module specification

CY5052 - Synthetic Techniques for Herbal Medicinal Science (2018/19)

Module specification Module approved to run in 2018/19
Module title Synthetic Techniques for Herbal Medicinal Science
Module level Intermediate (05)
Credit rating for module 15
School School of Human Sciences
Total study hours 150
 
106 hours Guided independent study
44 hours Scheduled learning & teaching activities
Assessment components
Type Weighting Qualifying mark Description
Coursework 100%   Practical Reports (5 x 700 words)
Attendance Requirement 0%   Practical Attendance
Running in 2018/19 No instances running in the year

Module summary

The aims of this module are aligned with the qualification descriptors within the Quality
Assurance Agency’s, Framework for Higher Education Qualifications.
This module will equip students with experience of a range of synthetic procedures and the purification steps needed to isolate products for testing.

The module aims to introduce students to advanced synthetic and purification techniques including fractional, vacuum and steam distillation, solvent extraction, fractional crystallisation and column chromatography. It also aims to reinforce safe and correct laboratory working practices emphasising the need for Risk Assessment and the importance of COSHH. Students will also learn about the planning and costing of synthetic experimental procedures.

Prior learning requirements

CY5051SU

Syllabus

Purification methods in the laboratory: distillation (atmospheric pressure and under vacuum), recrystallisation, sublimation, solvent extraction procedures; selection of method(s) as appropriate to physical/chemical properties for yield optimisation. COSHH and safe laboratory working practices, risk assessment. Laboratory practical skills, data recording and handling, record keeping and report writing, and the effect of executing experimental procedures under GLP and GMP conditions, quality and quantity control, cost, environmental considerations. Experimental planning. Selected practical procedures: reflux under inert atmosphere; azeotropic dehydration, chromatography, spectroscopy; synthesis and purification of organic and organometallic compounds. LO1,LO2,LO3,LO4

Balance of independent study and scheduled teaching activity

Learning and teaching is based on laboratory sessions (32 hours), lectures (8 hours) and tutorials (4 hours). Practical sessions deal with the variety of skills used in practical chemistry, the recording, handling and interpretation of data, and the reporting of scientific information. Depending on the availability of equipment, students will work individually or in pairs. Writing and data handling skills will be enhanced through both the production of students’ ‘real-time’ laboratory records and the fully developed word-processed version of the practical write-up. Pre-laboratory assignments are provided to prepare the students for the various laboratory sessions.

Learning outcomes

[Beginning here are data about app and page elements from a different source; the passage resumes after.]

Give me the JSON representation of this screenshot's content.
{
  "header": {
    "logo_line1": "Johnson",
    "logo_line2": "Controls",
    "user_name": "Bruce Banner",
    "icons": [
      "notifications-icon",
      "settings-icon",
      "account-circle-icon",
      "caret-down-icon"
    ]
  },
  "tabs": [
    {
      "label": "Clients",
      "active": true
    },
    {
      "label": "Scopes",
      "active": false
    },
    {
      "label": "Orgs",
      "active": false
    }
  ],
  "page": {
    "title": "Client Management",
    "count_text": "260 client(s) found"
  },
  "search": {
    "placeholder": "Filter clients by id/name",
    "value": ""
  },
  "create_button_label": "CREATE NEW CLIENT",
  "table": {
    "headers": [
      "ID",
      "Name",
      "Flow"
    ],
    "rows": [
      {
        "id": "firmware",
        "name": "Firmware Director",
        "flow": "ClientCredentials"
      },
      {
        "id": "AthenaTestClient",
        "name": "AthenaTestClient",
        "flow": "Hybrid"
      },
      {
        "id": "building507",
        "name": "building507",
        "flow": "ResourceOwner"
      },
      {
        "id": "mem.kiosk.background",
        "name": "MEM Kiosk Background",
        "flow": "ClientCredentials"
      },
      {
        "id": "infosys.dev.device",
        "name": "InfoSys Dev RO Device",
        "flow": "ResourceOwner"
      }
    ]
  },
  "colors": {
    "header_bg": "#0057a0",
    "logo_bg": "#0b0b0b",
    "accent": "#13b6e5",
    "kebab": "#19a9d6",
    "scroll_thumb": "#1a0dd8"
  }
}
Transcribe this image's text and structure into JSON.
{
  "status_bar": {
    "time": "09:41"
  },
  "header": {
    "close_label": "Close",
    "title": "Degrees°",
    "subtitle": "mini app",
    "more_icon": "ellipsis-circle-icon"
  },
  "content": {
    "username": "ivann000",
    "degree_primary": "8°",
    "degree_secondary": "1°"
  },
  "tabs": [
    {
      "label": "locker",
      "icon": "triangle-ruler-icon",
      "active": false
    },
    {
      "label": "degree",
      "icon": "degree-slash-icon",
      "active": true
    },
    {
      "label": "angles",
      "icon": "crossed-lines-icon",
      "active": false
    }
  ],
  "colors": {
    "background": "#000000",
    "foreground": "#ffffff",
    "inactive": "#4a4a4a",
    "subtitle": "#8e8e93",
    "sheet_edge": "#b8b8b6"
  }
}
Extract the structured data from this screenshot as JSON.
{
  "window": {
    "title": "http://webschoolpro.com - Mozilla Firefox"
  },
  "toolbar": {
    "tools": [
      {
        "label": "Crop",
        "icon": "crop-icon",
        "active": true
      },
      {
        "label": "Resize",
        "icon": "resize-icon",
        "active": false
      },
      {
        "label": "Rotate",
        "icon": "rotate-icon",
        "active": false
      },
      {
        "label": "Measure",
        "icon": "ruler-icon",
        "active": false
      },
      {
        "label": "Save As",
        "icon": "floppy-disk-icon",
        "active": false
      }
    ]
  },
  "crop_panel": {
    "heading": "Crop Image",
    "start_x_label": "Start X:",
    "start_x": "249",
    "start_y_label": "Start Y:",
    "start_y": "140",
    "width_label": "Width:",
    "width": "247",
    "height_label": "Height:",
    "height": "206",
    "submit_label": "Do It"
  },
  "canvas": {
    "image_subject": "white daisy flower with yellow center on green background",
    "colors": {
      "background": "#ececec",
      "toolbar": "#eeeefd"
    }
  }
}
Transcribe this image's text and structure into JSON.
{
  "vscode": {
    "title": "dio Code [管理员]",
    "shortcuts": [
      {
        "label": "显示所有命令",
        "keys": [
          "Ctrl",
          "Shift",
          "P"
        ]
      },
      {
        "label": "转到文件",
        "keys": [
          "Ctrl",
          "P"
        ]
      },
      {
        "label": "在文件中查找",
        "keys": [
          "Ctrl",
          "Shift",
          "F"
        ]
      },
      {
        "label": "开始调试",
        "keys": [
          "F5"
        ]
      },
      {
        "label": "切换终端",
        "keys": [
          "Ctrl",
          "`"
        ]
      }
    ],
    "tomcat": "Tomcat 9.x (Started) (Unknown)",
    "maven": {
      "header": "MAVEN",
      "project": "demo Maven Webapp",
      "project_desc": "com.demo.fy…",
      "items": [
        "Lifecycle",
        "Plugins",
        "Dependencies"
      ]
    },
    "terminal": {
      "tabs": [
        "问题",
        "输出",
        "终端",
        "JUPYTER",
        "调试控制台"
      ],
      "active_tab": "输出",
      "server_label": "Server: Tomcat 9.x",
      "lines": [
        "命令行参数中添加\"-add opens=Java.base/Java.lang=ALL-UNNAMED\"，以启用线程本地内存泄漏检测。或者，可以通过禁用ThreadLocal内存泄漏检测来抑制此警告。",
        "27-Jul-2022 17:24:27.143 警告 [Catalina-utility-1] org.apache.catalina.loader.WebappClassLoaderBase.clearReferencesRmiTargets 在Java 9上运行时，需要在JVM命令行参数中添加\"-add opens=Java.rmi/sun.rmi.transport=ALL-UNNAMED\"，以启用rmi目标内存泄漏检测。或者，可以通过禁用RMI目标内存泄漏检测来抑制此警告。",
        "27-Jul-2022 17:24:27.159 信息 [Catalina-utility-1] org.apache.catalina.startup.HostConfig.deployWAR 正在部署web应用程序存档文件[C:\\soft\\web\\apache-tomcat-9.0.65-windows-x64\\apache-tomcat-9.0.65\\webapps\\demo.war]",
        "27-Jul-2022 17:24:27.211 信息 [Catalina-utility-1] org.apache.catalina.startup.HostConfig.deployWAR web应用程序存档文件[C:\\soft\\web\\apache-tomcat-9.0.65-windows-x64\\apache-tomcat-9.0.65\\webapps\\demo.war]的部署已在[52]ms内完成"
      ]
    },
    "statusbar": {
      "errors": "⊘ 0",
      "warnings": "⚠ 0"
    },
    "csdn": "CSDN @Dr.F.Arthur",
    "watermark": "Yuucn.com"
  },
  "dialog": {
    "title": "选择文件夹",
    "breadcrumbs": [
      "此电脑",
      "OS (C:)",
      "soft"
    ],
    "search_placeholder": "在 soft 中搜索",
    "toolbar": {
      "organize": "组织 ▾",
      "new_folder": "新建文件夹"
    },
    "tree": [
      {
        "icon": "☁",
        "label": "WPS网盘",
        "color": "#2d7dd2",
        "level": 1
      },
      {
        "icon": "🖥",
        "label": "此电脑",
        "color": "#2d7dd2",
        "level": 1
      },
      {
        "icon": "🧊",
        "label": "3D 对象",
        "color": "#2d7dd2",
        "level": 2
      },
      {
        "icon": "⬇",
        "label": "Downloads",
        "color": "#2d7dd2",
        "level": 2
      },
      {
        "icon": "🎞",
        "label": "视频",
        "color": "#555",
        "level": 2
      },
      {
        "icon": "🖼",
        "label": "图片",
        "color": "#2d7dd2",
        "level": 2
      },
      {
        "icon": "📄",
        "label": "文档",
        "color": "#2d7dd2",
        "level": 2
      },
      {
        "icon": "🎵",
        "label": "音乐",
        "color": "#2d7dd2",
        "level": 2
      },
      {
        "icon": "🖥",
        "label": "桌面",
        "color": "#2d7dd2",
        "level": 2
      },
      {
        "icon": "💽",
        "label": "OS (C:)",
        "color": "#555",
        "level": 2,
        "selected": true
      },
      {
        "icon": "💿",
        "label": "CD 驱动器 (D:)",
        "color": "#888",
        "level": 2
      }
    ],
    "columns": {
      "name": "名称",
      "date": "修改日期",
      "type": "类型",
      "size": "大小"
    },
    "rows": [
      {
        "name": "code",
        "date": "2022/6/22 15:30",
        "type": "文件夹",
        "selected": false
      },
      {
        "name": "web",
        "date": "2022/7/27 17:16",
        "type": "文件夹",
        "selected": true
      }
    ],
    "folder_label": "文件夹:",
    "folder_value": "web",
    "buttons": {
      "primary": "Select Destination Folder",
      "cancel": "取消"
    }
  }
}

On successful completion of this module the students will be able to:
1. Devise appropriate separation procedures for the purification of an organic reaction product based on consideration of its physical structure and properties;
2. Perform, record, report and interpret the results of specified synthetic and separation procedures;
3. Design a synthetic route to a simple target product;
4. Make an appropriate assessment of chemical and other hazards in a laboratory experiment.

Assessment strategy

The module will be summatively assessed by means of a single coursework component. The coursework comprises five practical reports. Formative assessment of pre-laboratory assignments ensures that students have demonstrated an ability to locate and interpret safety information and have planned their work so that they can act appropriately in the laboratory, while that of the notebook records ensures the correct production, recording and interpretation of data. Formative diagnostic assessment will also be provided by assessment of two preliminary pre-lab exercises which will be submitted and assessed and returned to the students prior to submission of the final versions of their reports. These ‘prototype’ submissions will constitute the basis of the formative assessment and help to ‘feed forward’ aspects that should be considered as students compose their final coursework write-ups.

To pass the module, students need to achieve a minimum aggregate mark of 40 %. There will also be an attendance requirement for the practical sessions. If the module is passed on reassessment, then the maximum mark awarded will be 40 %.

Bibliography

Core Text: Microscale Organic Laboratory, 5th edition, D. W. Mayo et al, Wiley, 2011.

Other Texts: The Organic Chem Lab Survival Manual, 8th edition, J. W. Zubrick, Wiley, 2011; Modern Organic Synthesis in the Laboratory, J. J. Li et al, OUP, 2007; Spectroscopic Methods in Organic Chemistry, 6th edition, Williams and Fleming, McGraw Hill, 2008.

Journals: Students will be directed to specific peer review articles.

Websites: www.rsc.org/learn-chemistry/interactive lab primer; Common Laboratory Techniques – https://chem.libretexts.org;